Stored items from a collection
+++++

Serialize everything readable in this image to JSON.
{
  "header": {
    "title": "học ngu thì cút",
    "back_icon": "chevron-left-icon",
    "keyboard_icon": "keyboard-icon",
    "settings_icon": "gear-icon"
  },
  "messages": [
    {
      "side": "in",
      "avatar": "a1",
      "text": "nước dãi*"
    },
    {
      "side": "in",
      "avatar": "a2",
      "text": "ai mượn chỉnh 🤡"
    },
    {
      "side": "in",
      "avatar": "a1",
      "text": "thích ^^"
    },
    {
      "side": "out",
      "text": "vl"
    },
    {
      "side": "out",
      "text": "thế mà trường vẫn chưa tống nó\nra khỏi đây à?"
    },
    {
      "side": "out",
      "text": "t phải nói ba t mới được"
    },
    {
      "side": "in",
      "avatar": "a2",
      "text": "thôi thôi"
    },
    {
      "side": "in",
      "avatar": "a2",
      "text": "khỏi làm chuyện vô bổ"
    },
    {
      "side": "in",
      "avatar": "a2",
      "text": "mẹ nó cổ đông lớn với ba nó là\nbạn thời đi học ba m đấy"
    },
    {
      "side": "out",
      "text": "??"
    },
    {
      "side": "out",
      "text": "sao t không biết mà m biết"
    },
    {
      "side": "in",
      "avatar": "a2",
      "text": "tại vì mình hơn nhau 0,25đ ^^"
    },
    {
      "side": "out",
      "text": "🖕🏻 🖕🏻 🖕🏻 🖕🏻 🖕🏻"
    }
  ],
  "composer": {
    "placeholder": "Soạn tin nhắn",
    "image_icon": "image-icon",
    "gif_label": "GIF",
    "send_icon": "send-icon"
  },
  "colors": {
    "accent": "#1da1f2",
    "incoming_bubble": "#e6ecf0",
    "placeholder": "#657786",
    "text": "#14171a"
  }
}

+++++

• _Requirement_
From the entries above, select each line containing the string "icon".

• _Result for this task_
    "back_icon": "chevron-left-icon",
    "keyboard_icon": "keyboard-icon",
    "settings_icon": "gear-icon"
    "image_icon": "image-icon",
    "send_icon": "send-icon"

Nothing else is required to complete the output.